It's the land of red dirt, red pick-up trucks and red barbecue sauce.
It has been family land since 1793 or 94. Its three hundred acres are shaded by tall pines, scrub oaks and old pecans. It has seen its share of cotton, corn and watermelons and now is home to quail, pheasant and deer.
There have always been things to do at the farm whether for a day or a week . This year the family reunion there was only a little different. Now there is a lovely covered pavilion and a pretty fancy skeet range. (I found my aim at the clay pigeon to be better with the camera than the gun.) The "hayride" minus the hay but with cushy seats is pulled by a tractor. There is a new coat of paint on the old house and horses and new puppies at the barn. The children played and got muddy in a welcome rain, the teenagers rambled on golf carts and on foot, the twenty somethings had their own agenda, the older folks did a little of everything and sometimes age didn't matter. Maybe it wasn't that different.
Some would say there is a special feeling about a place with red dirt. Perhaps so. There is evidence that the family's ancestors moved through five states, stopping along the way to establish homesteads where ever there was land with red earth, tall pines and scrub oaks. Whatever it is, these acres welcome this family home.

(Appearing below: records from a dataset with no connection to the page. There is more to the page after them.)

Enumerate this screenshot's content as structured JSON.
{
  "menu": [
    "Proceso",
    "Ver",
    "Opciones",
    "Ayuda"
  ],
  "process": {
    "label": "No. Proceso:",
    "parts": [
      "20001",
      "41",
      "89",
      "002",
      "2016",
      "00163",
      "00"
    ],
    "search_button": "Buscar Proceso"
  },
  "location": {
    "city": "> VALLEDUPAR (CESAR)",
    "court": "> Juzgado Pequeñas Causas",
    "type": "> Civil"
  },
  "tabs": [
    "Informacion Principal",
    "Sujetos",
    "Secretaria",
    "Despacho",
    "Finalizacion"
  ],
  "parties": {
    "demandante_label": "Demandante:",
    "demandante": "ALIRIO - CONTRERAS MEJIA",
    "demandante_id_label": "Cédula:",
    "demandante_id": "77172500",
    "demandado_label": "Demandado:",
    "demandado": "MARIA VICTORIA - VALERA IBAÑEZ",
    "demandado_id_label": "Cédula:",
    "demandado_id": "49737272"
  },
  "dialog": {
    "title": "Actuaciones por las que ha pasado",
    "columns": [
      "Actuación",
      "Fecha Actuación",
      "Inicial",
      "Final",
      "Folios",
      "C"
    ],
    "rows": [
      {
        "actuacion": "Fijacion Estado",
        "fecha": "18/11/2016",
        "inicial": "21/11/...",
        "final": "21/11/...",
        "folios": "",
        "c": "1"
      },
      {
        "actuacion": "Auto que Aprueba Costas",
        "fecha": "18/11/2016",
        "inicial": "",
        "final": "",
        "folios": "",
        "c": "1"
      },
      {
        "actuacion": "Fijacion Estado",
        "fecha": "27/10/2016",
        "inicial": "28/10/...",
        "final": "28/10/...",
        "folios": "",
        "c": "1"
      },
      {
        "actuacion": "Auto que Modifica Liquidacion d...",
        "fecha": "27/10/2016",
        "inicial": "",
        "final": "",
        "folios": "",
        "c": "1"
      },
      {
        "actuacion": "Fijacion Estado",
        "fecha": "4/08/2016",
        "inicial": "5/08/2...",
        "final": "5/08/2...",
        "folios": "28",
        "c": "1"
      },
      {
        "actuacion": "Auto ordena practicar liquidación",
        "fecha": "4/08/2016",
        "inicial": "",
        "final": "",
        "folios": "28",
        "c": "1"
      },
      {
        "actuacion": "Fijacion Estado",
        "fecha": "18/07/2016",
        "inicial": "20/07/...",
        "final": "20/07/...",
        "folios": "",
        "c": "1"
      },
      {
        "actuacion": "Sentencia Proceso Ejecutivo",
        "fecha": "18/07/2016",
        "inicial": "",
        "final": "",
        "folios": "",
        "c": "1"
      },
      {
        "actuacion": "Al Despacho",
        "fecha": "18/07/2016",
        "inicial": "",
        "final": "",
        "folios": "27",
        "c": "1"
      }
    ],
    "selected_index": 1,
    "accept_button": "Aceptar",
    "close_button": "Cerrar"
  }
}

Most of the people who were there on Sunday remember names only as far back as Ma Belle and Daddy Henry, the grandparents of the senior members of the group. We are counting the days now until next week's arrival of another Belle (or Henry) who will continue the tradition of hugging cousins, eating good food and catching up on family news "at The Farm."